▶ [Task instructions] A complete answer lists every line of the material where the string "body" occurs.
=== Begin Enclosure ===
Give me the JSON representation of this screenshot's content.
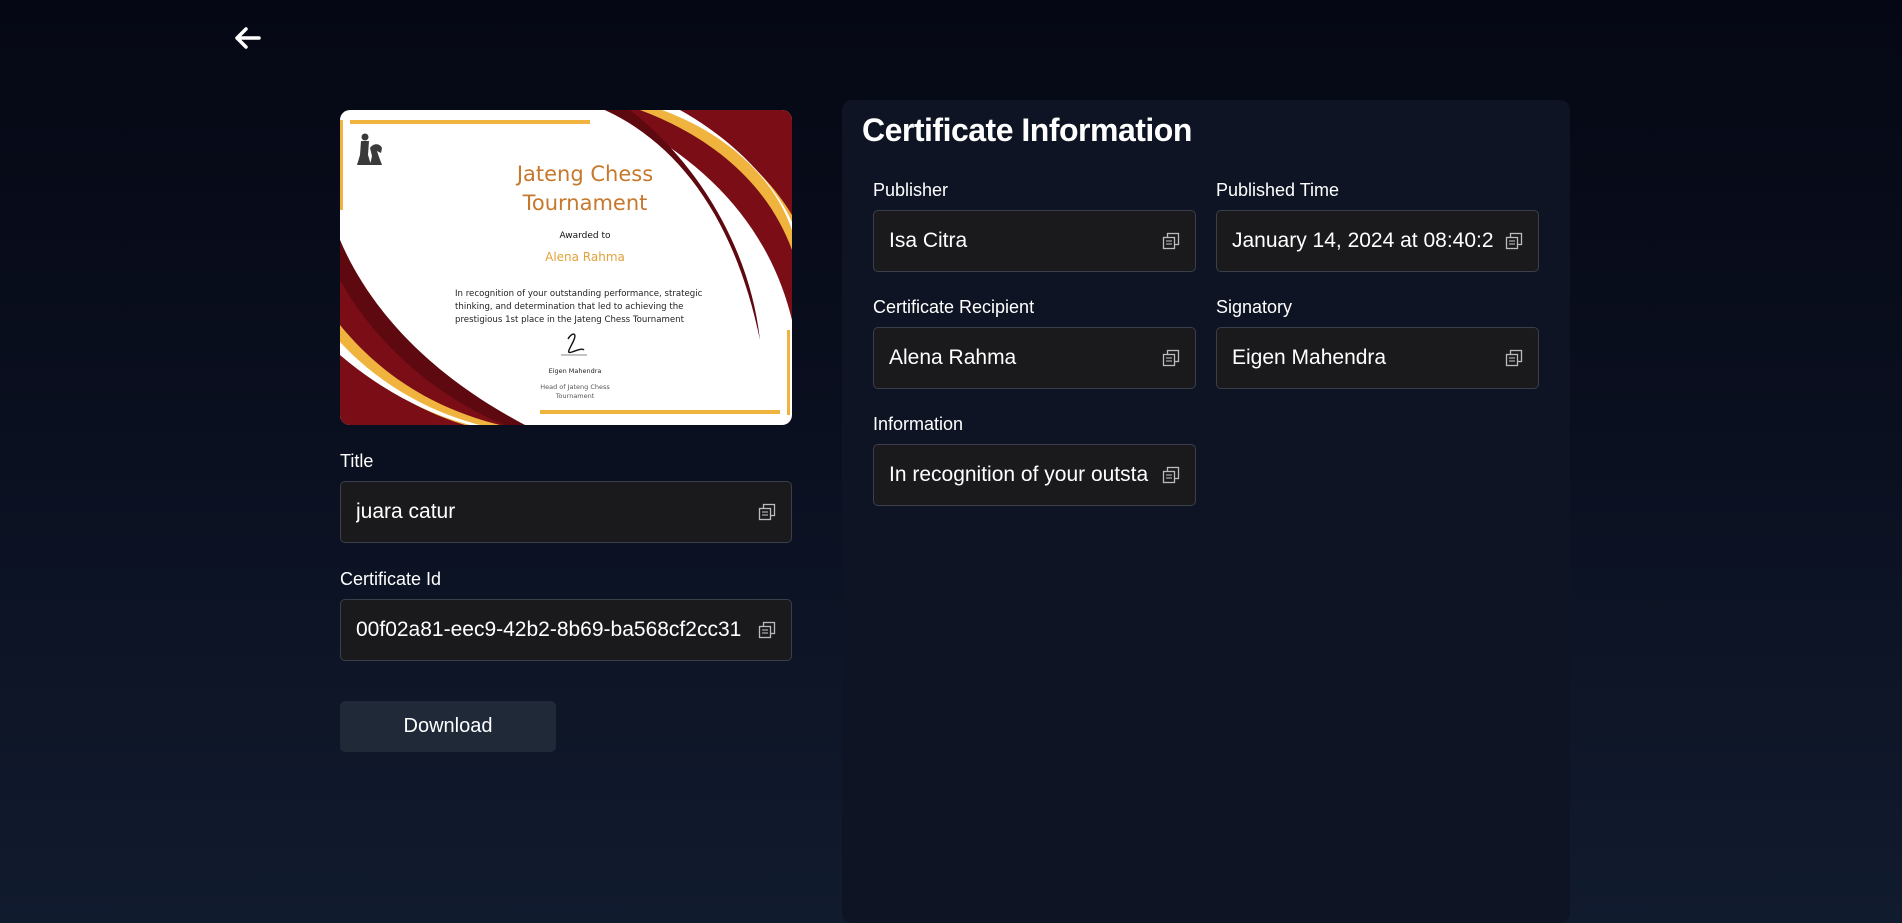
{
  "nav": {
    "back_icon": "arrow-left-icon"
  },
  "certificate_preview": {
    "title_line1": "Jateng Chess",
    "title_line2": "Tournament",
    "awarded_label": "Awarded to",
    "recipient": "Alena Rahma",
    "body": "In recognition of your outstanding performance, strategic thinking, and determination that led to achieving the prestigious 1st place in the Jateng Chess Tournament",
    "signer_name": "Eigen Mahendra",
    "signer_role": "Head of Jateng Chess Tournament",
    "colors": {
      "maroon": "#7a0d16",
      "gold": "#f0b33d",
      "title": "#c6782c"
    }
  },
  "left": {
    "title_label": "Title",
    "title_value": "juara catur",
    "cert_id_label": "Certificate Id",
    "cert_id_value": "00f02a81-eec9-42b2-8b69-ba568cf2cc31",
    "download_label": "Download"
  },
  "info": {
    "heading": "Certificate Information",
    "publisher_label": "Publisher",
    "publisher_value": "Isa Citra",
    "published_time_label": "Published Time",
    "published_time_value": "January 14, 2024 at 08:40:2",
    "recipient_label": "Certificate Recipient",
    "recipient_value": "Alena Rahma",
    "signatory_label": "Signatory",
    "signatory_value": "Eigen Mahendra",
    "information_label": "Information",
    "information_value": "In recognition of your outsta"
  },
  "icons": {
    "copy": "copy-icon"
  },
  "theme": {
    "background": "#050814",
    "panel": "#0f1424",
    "field": "#1a1a1c",
    "button": "#1f2937"
  }
}
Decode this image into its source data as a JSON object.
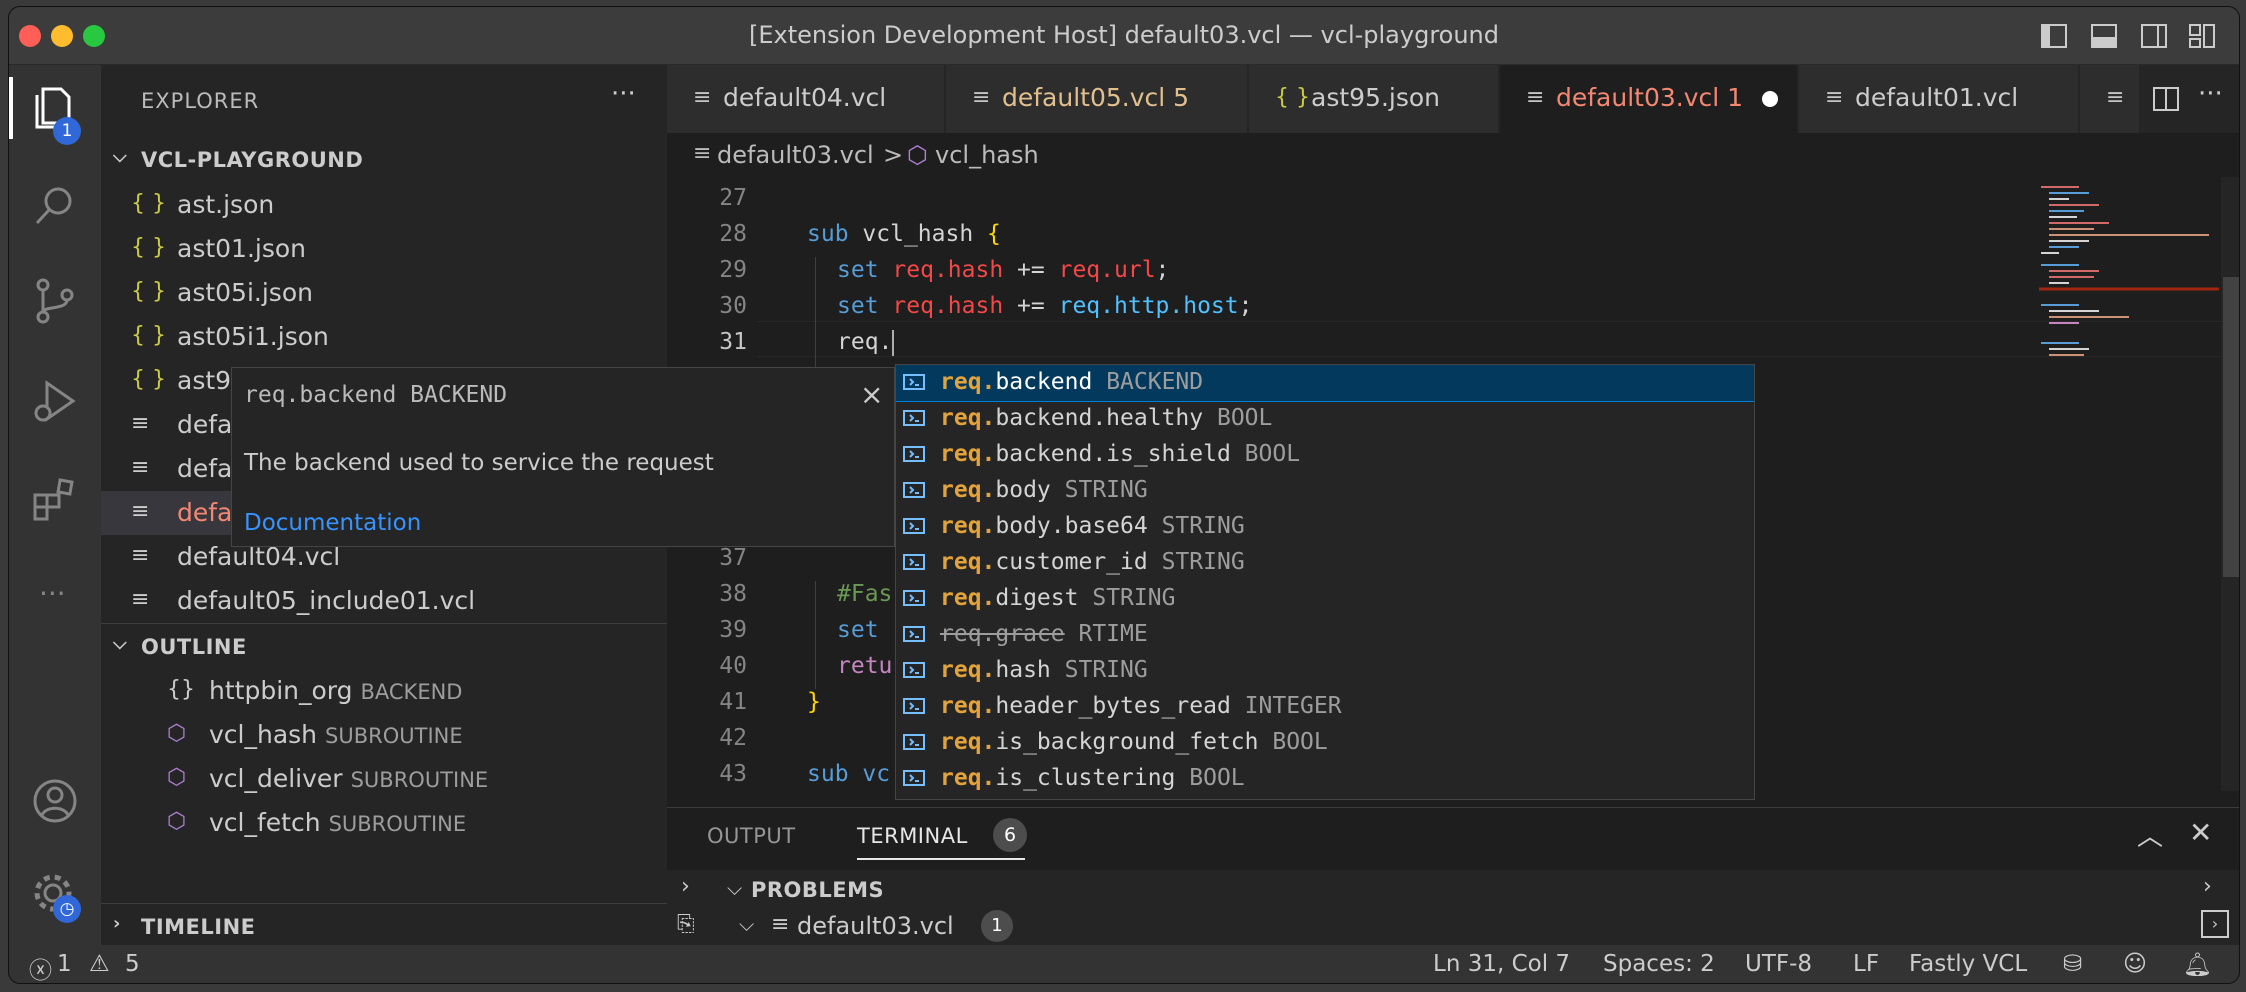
{
  "window": {
    "title": "[Extension Development Host] default03.vcl — vcl-playground"
  },
  "activity": {
    "explorer_badge": "1"
  },
  "sidebar": {
    "header": "EXPLORER",
    "more": "···",
    "project": "VCL-PLAYGROUND",
    "files": [
      {
        "icon": "{ }",
        "name": "ast.json"
      },
      {
        "icon": "{ }",
        "name": "ast01.json"
      },
      {
        "icon": "{ }",
        "name": "ast05i.json"
      },
      {
        "icon": "{ }",
        "name": "ast05i1.json"
      },
      {
        "icon": "{ }",
        "name": "ast9"
      },
      {
        "icon": "≡",
        "name": "defa"
      },
      {
        "icon": "≡",
        "name": "defa"
      },
      {
        "icon": "≡",
        "name": "defa"
      },
      {
        "icon": "≡",
        "name": "default04.vcl"
      },
      {
        "icon": "≡",
        "name": "default05_include01.vcl"
      }
    ],
    "outline_label": "OUTLINE",
    "outline": [
      {
        "name": "httpbin_org",
        "kind": "BACKEND"
      },
      {
        "name": "vcl_hash",
        "kind": "SUBROUTINE"
      },
      {
        "name": "vcl_deliver",
        "kind": "SUBROUTINE"
      },
      {
        "name": "vcl_fetch",
        "kind": "SUBROUTINE"
      }
    ],
    "timeline_label": "TIMELINE"
  },
  "tabs": [
    {
      "name": "default04.vcl",
      "suffix": ""
    },
    {
      "name": "default05.vcl",
      "suffix": "5"
    },
    {
      "name": "ast95.json",
      "suffix": ""
    },
    {
      "name": "default03.vcl",
      "suffix": "1"
    },
    {
      "name": "default01.vcl",
      "suffix": ""
    }
  ],
  "breadcrumb": {
    "file": "default03.vcl",
    "sep": ">",
    "symbol": "vcl_hash"
  },
  "editor": {
    "line_numbers": [
      "27",
      "28",
      "29",
      "30",
      "31",
      "37",
      "38",
      "39",
      "40",
      "41",
      "42",
      "43"
    ],
    "lines": {
      "l28": [
        "sub",
        "vcl_hash",
        "{"
      ],
      "l29": [
        "set",
        "req.hash",
        "+=",
        "req.url",
        ";"
      ],
      "l30": [
        "set",
        "req.hash",
        "+=",
        "req.http.host",
        ";"
      ],
      "l31": "req.",
      "l38": "#Fas",
      "l39": "set",
      "l40": "retu",
      "l41": "}",
      "l43": "sub vc"
    }
  },
  "docs": {
    "title": "req.backend BACKEND",
    "close": "×",
    "description": "The backend used to service the request",
    "link": "Documentation"
  },
  "suggest": {
    "prefix": "req.",
    "items": [
      {
        "rest": "backend",
        "type": "BACKEND"
      },
      {
        "rest": "backend.healthy",
        "type": "BOOL"
      },
      {
        "rest": "backend.is_shield",
        "type": "BOOL"
      },
      {
        "rest": "body",
        "type": "STRING"
      },
      {
        "rest": "body.base64",
        "type": "STRING"
      },
      {
        "rest": "customer_id",
        "type": "STRING"
      },
      {
        "rest": "digest",
        "type": "STRING"
      },
      {
        "rest": "req.grace",
        "type": "RTIME"
      },
      {
        "rest": "hash",
        "type": "STRING"
      },
      {
        "rest": "header_bytes_read",
        "type": "INTEGER"
      },
      {
        "rest": "is_background_fetch",
        "type": "BOOL"
      },
      {
        "rest": "is_clustering",
        "type": "BOOL"
      }
    ]
  },
  "panel": {
    "output": "OUTPUT",
    "terminal": "TERMINAL",
    "terminal_badge": "6",
    "problems": "PROBLEMS",
    "problem_file": "default03.vcl",
    "problem_count": "1"
  },
  "status": {
    "errors": "1",
    "warnings": "5",
    "position": "Ln 31, Col 7",
    "spaces": "Spaces: 2",
    "encoding": "UTF-8",
    "eol": "LF",
    "language": "Fastly VCL"
  },
  "colors": {
    "accent": "#007acc",
    "modified": "#e2c08d",
    "error_tab": "#f48771"
  }
}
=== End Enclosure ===
▶ [Written solution]
    "body": "In recognition of your outstanding performance, strategic thinking, and determination that led to achieving the prestigious 1st place in the Jateng Chess Tournament",
        "rest": "body",
        "rest": "body.base64",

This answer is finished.